Eller made his way into Olympic record books a second time with an impressive final score of 190. He gives credit, selflessly, to his teammates and training at the AMU. “Since I joined the Army in 2006, I've had nothing but the best training facilities and the absolute best teammates to push and support me," Eller said. "It makes such a huge difference, and I truly believe they've helped me fulfill a dream. I don't think this would've ever happened without them."
Both men have trips planned to their hometowns to share their gold medal victory with loved ones. Houston, Texas is throwing a barbecue for SPC Eller, and Eatonton, Georgia is planning on giving PFC Hancock the key to the city. Parties, parades and enthusiastic congratulations assuredly await them, but both Soldiers are undoubtedly excited to return to the AMU and the 32 eagle-eyed hot shots they’ve lived and trained with. They’ll find no shortage of praise from that camp either.
“The Army asked these young men to go and represent their military and the United States, and they certainly made us proud," said AMU commander Lieutenant Colonel Frank Muggeo.
LTC Muggeo is not just pleased with their performance, but with their composure afterwards. "They were professional,” he said. “Although when we spoke seven hours later, each of them still had the same grins on their faces that they had at the medal ceremony."
Upon their return to Fort Benning, Eller and Hancock are both slated to be inducted into the AMU Hall of Fame. They will be honored alongside the 22 other Soldiers who have medaled in shooting events since the unit was formed in 1956.
Looking forward, both marksmen are focused on the future, including training, world competitions and the London Olympics four years from now. With their gold medals in tow, one thing is for certain. Win or lose, these two lucky men have an extremely large and entirely devoted family to back them, as Americans and Olympians, but most of all, as Soldiers.
Gold Standard: Army Soldiers Achieve Mission of Earning Olympic Gold Medals in Beijing
Elite Army Marksmen Return to Hometowns with Olympic Gold
FORT BENNING, Ga. - Army Strong Soldiers, Private First Class Vincent Hancock and Specialist Glenn Eller, are proudly returning to their hometowns to announce the successful accomplishment of their mission that has been years in the making. Their assignment: bring home a gold medal from the Beijing Olympics. Both Soldiers are members of the U.S. Army Marksmanship Unit (AMU) based out of Fort Benning, Ga.

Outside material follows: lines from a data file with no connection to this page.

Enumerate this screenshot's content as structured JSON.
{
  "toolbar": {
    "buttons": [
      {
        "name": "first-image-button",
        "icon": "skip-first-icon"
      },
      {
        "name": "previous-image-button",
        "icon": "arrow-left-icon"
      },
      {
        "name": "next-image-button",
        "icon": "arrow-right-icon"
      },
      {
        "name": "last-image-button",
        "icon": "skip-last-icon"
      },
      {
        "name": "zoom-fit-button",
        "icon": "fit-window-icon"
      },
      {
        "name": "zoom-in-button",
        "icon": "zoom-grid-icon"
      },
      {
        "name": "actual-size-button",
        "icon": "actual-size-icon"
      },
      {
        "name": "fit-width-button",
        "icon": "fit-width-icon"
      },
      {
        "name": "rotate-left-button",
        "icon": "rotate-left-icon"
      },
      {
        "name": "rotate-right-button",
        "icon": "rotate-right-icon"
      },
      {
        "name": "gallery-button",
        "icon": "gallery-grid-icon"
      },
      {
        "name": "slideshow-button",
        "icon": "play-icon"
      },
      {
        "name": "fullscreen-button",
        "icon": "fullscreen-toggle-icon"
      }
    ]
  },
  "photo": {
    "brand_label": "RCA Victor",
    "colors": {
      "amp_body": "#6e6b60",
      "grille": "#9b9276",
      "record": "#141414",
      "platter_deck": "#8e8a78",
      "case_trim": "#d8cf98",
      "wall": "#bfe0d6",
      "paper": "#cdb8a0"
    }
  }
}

"Representing the United States is the ultimate honor. And to represent it in the Olympic games and to win a gold medal and to raise the flag for your country and then as well do it for the Army - there is no greater honor," Eller said.
Spc. Eller will show off his gold medal at celebrations in his home state of Texas over the Labor Day weekend, including a barbecue bash in Houston on Sunday, Aug. 31.

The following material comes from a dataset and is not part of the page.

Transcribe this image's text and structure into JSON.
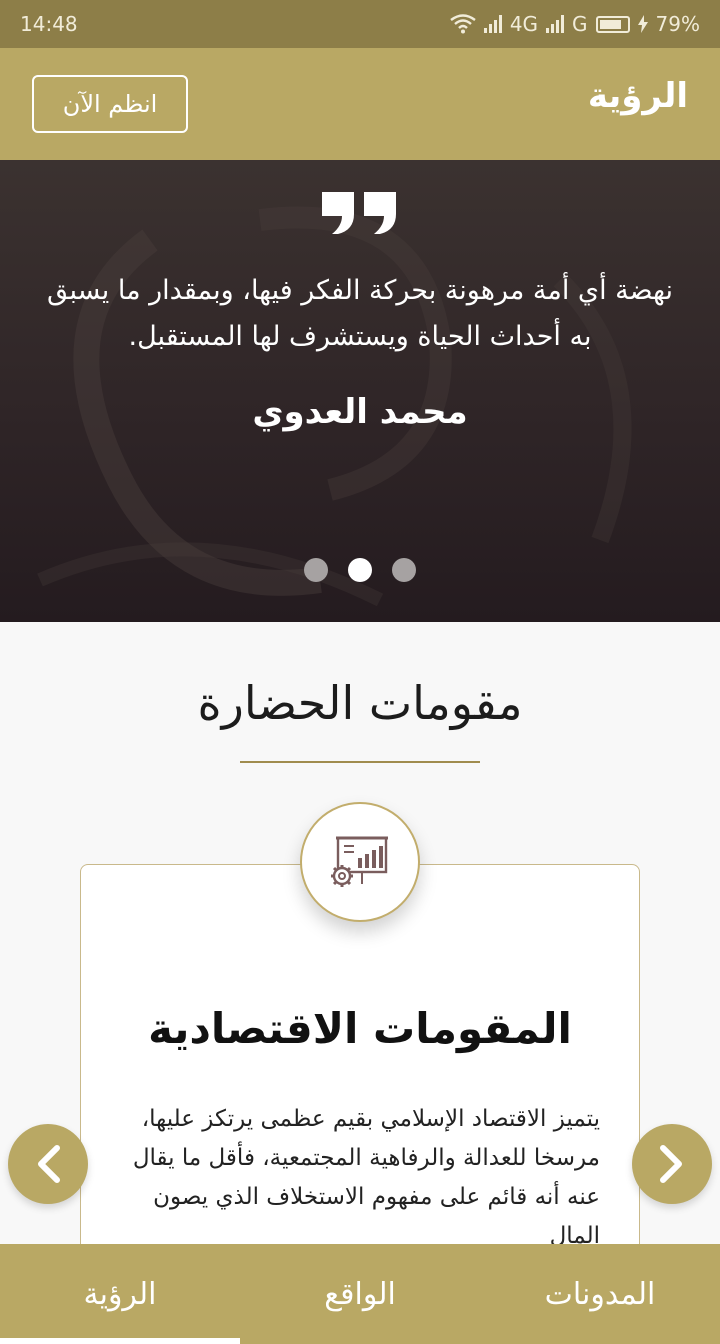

Eatonton, Ga. will declare Friday, Aug. 29 Vincent Hancock Day and honor his achievement with a parade through his hometown. Pfc. Hancock will also be presented with a coveted key to the city on Saturday, Aug. 30.

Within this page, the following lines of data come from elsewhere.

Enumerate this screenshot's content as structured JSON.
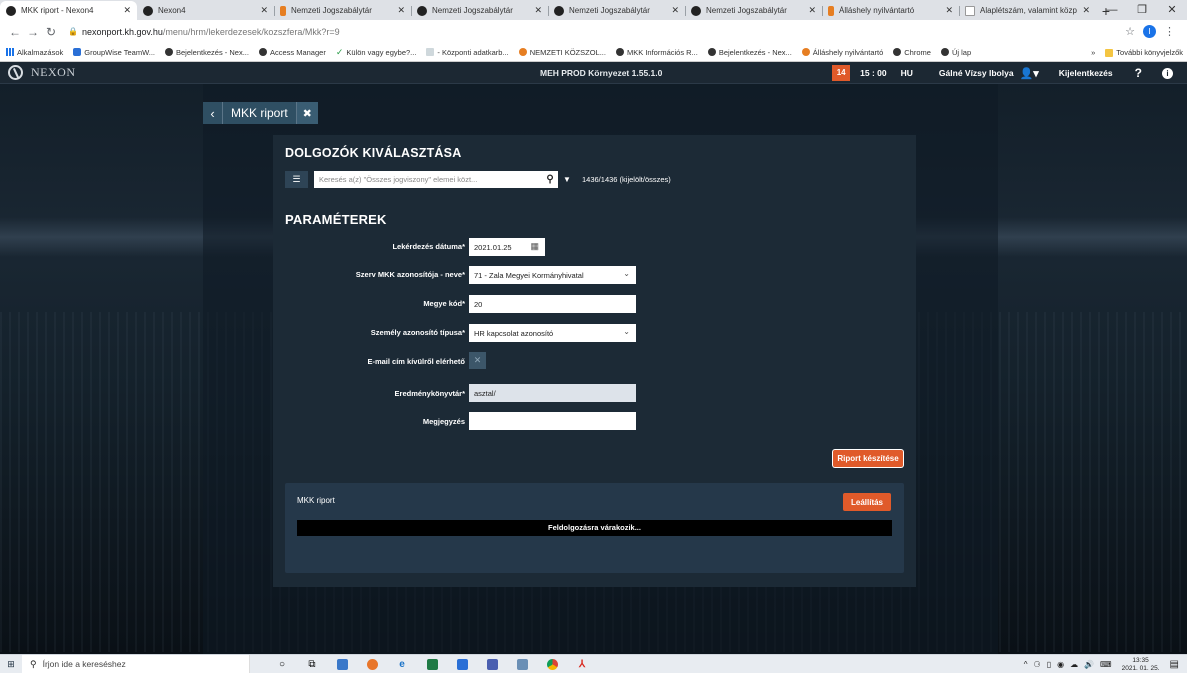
{
  "browser": {
    "tabs": [
      {
        "label": "MKK riport - Nexon4",
        "icon": "nexon-icon",
        "active": true
      },
      {
        "label": "Nexon4",
        "icon": "nexon-icon"
      },
      {
        "label": "Nemzeti Jogszabálytár",
        "icon": "jogszabaly-icon"
      },
      {
        "label": "Nemzeti Jogszabálytár",
        "icon": "globe-icon"
      },
      {
        "label": "Nemzeti Jogszabálytár",
        "icon": "globe-icon"
      },
      {
        "label": "Nemzeti Jogszabálytár",
        "icon": "globe-icon"
      },
      {
        "label": "Álláshely nyilvántartó",
        "icon": "allashely-icon"
      },
      {
        "label": "Alaplétszám, valamint közp",
        "icon": "doc-icon"
      }
    ],
    "url_host": "nexonport.kh.gov.hu",
    "url_path": "/menu/hrm/lekerdezesek/kozszfera/Mkk?r=9",
    "profile_initial": "I",
    "bookmarks": [
      {
        "label": "Alkalmazások",
        "icon": "apps-icon"
      },
      {
        "label": "GroupWise TeamW...",
        "icon": "groupwise-icon"
      },
      {
        "label": "Bejelentkezés - Nex...",
        "icon": "nexon-icon"
      },
      {
        "label": "Access Manager",
        "icon": "globe-icon"
      },
      {
        "label": "Külön vagy egybe?...",
        "icon": "check-icon"
      },
      {
        "label": "- Központi adatkarb...",
        "icon": "doc-icon"
      },
      {
        "label": "NEMZETI KÖZSZOL...",
        "icon": "orange-circle-icon"
      },
      {
        "label": "MKK Információs R...",
        "icon": "globe-icon"
      },
      {
        "label": "Bejelentkezés - Nex...",
        "icon": "nexon-icon"
      },
      {
        "label": "Álláshely nyilvántartó",
        "icon": "allashely-icon"
      },
      {
        "label": "Chrome",
        "icon": "globe-icon"
      },
      {
        "label": "Új lap",
        "icon": "globe-icon"
      }
    ],
    "bookmarks_more": "»",
    "bookmarks_other": "További könyvjelzők"
  },
  "app": {
    "logo_text": "NEXON",
    "environment": "MEH PROD Környezet 1.55.1.0",
    "notification_count": "14",
    "session_time": "15 : 00",
    "language": "HU",
    "user_name": "Gálné Vízsy Ibolya",
    "logout_label": "Kijelentkezés",
    "help_label": "?",
    "info_label": "i"
  },
  "page": {
    "title": "MKK riport",
    "employees_section_title": "DOLGOZÓK KIVÁLASZTÁSA",
    "search_placeholder": "Keresés a(z) \"Összes jogviszony\" elemei közt...",
    "selection_count": "1436/1436 (kijelölt/összes)",
    "params_section_title": "PARAMÉTEREK",
    "fields": {
      "query_date": {
        "label": "Lekérdezés dátuma*",
        "value": "2021.01.25"
      },
      "org_mkk": {
        "label": "Szerv MKK azonosítója - neve*",
        "value": "71 - Zala Megyei Kormányhivatal"
      },
      "county_code": {
        "label": "Megye kód*",
        "value": "20"
      },
      "person_id_type": {
        "label": "Személy azonosító típusa*",
        "value": "HR kapcsolat azonosító"
      },
      "email_external": {
        "label": "E-mail cím kívülről elérhető"
      },
      "result_dir": {
        "label": "Eredménykönyvtár*",
        "value": "asztal/"
      },
      "note": {
        "label": "Megjegyzés",
        "value": ""
      }
    },
    "create_report_label": "Riport készítése",
    "job": {
      "title": "MKK riport",
      "stop_label": "Leállítás",
      "status": "Feldolgozásra várakozik..."
    }
  },
  "taskbar": {
    "search_placeholder": "Írjon ide a kereséshez",
    "time": "13:35",
    "date": "2021. 01. 25."
  },
  "colors": {
    "accent": "#e05a2a",
    "panel": "#1c2a36",
    "topbar": "#1c2833"
  }
}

"I’m very proud to be able to represent the Army and my country which is why I’m dedicating my gold medal to my fellow Soldiers. This is my mission and I’ve succeeded," said Hancock.
Hancock says winning the gold medal in a sudden death shoot off was like a dream come true and everything he imagined it would be. He is the youngest of his AMU teammates at 19.
"I've dreamt of going to the Olympics ever since I was 12, but I never really thought I would do it. The Army has given me the confidence I needed to make it go from a dream to reality," Hancock said.
Hancock has distinguished himself in skeet shooting since he started competing at age 11. By 16, the Eatonton, Ga., native was competing internationally. He earned accolades including USA Shooting's "Shooter of the Year" in 2006. After graduating from Gatewood High School in Georgia, Hancock enlisted in the Army and was assigned to the AMU in 2007.
Eller set an Olympic record en route to winning his first Olympic gold medal in double trap, earning a score of 190 in the finals to top the previous record of 189. In the event, competitors fire their 12-guage shotguns at five different stations, where two targets are thrown simultaneously from an underground bunker at speeds upwards of 50 mph at set angles and heights.
The 26-year-old from Katy, Texas credits the Army with giving him the edge he needed during his third Olympic appearance.
"I started shooting when I was eight, and I've had a lot of success over the years, but I came in 12th in Sydney and 17th in Athens. Since I joined [the Army] in 2006, I've had nothing but the best training facilities and the absolute best teammates to push and support me," Eller said. "It makes such a huge difference, and I truly believe they've helped me fulfill a dream. I don't think this would've ever happened without them."
The athletes’ were welcomed back home to Fort Benning, GA by their large, proud Army family.
"The Army asked these young men to go and represent their military and the United States, and they certainly made us proud," said AMU commander Lieutenant Colonel Frank Muggeo.
Lt. Col. Muggeo is not just proud of their performance, but of their composure afterwards.
"They didn’t act like they've never won before, or they never expect to be there again - they were professional," he said. "Although when we spoke seven hours later, each still had the grin on their face that was present at the medal ceremony."
The future road for these Army Soldiers could be lined with more gold according to three-time Olympic Army marksman Lones Wigger Jr. The 70-year-old retired Army Lt. Col. won two Olympic gold medals and one silver medal during his shooting career. He was also inducted into the U.S. Olympic Hall of Fame this year.
"It was a tremendous honor to be the first shooter entering the U.S. Olympic Hall of Fame," Wigger said. "I know that Spc. Eller and Pfc. Hancock have the same Army training and discipline to help them fulfill their wildest dreams too."
Wigger says another honor awaits Eller and Hancock when they are eventually inducted into the Hall of Fame at the AMU. They will join 22 other Soldiers who medaled in shooting events at the Olympics since the unit was established in 1956.
To learn more about the U.S. Army athletes and training, visit
The Golden Knights have won their first Gold medal in Canopy Piloting. Events were speed, distance and area accuracy with the micro canopies. The men swept the competion with SFC Greg Windmiller winning the Gold, SFC Chris Moore silver and SGM Michael "Ike" Eitniear winning Bronze. The competition was a Regional swoop competiton in Colorado that was watched by the Secret Service to ensure no one diverted into the Denver DNC convention. This is a remarkable achievement--by any standard-- and a true testament to the hard work of these three senior Non-Commissioned Officers. As Ike told me, "[we are now the] top 3 amateurs as we just got pro rated last night! We compete against the pros today at the US nationals."
This from the Competition blog: "The team came out of no where with solid and consistent runs during the competition. They told us they came to get their PST pro cards and it was one of their main goals for the Swoop Week. Not only did they win first, second and third place receiving their pro cards they also donated their $5,000 cash winnings! 50% went to the Wounded Warrior Foundation and they gave the remaining money to 4th, 5th and 6th place. Competitors were surprised to receive the cash and it was a first in canopy piloting. The Golden Knights performance at this year's championships is great for the Army but even bigger for the canopy piloting community. Little by little the Army Golden Knights have been making their way onto the scene...." Congratulations and Good Luck at Nationals!